Monday, July 25, 2011
Thanks to an anonymous commenter, I appear to be back in business (on one browser). They key is to enable the multiple sign-on option in each account:
I just tried it, and I'm back to being able to do everything within Firefox.
I have been a long-time Google user. For example, I'm probably the only person in the world who signed up for Blogger in 2001 who is still using it as their primary blogging platform.
When Gmail came out, I lobbied for early access so I could make sure I got my name (thanks Hunter!).
PBworks uses Google Apps for email and calendaring, and in general, it's been a good service.
So imagine my horror when I discovered this morning that I could no longer use my Gmail account and my Google Apps account in the same browser window.
This poses a major problem, because it means I can't access my calendar (tied to Google Apps) and Google Reader (tied to Gmail) in the same browser window. I face a similar choice with email and Blogger.
Fortunately for me, I'm a dinosaur who still uses POP3 and Outlook as my primary email client. But I'm still going to have to split my Google world into two browsers to make things work. I'll be using my Gmail account in Firefox so that I can still access Blogger and Google Reader, and I'm using my Google Apps account in Chrome so I can access my calendar and webmail.
And while I'm a technical dolt, the very smart people around me are facing the same issues, so it's not just my imagination.
I'm grateful to Google for all it's given me over the years, but I really hope that the good folks there are able to figure out a fix for this craziness soon.
What are you doing to deal with the new Google Account rules?
Thursday, July 14, 2011
We've had a number of interesting discussions recently, ranging from 3D printing to the best source of "tiny balls" (don't ask). One of the most interesting has been the discussion about storytelling. One of my fellow alums reminded us of the following formula for an instant story:
- Once upon a time....
- And every day ....
- Until one day ....
- And because of that ....
- And because of that ....
- Until Finally ....
- Ever since that day ....
- And the moral is....
- Once upon a time....Your market
- And every day....The environment

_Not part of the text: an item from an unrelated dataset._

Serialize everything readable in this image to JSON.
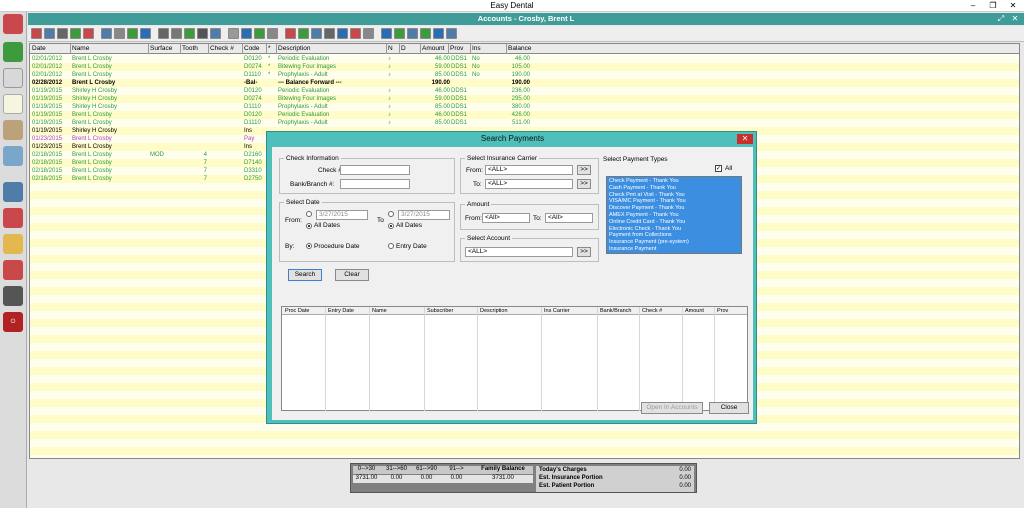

- Until one day....The problem
- And because of that....Your solution
- Until Finally....Your impact
- Ever since that day....Your customers
- And the moral is....Your secret sauce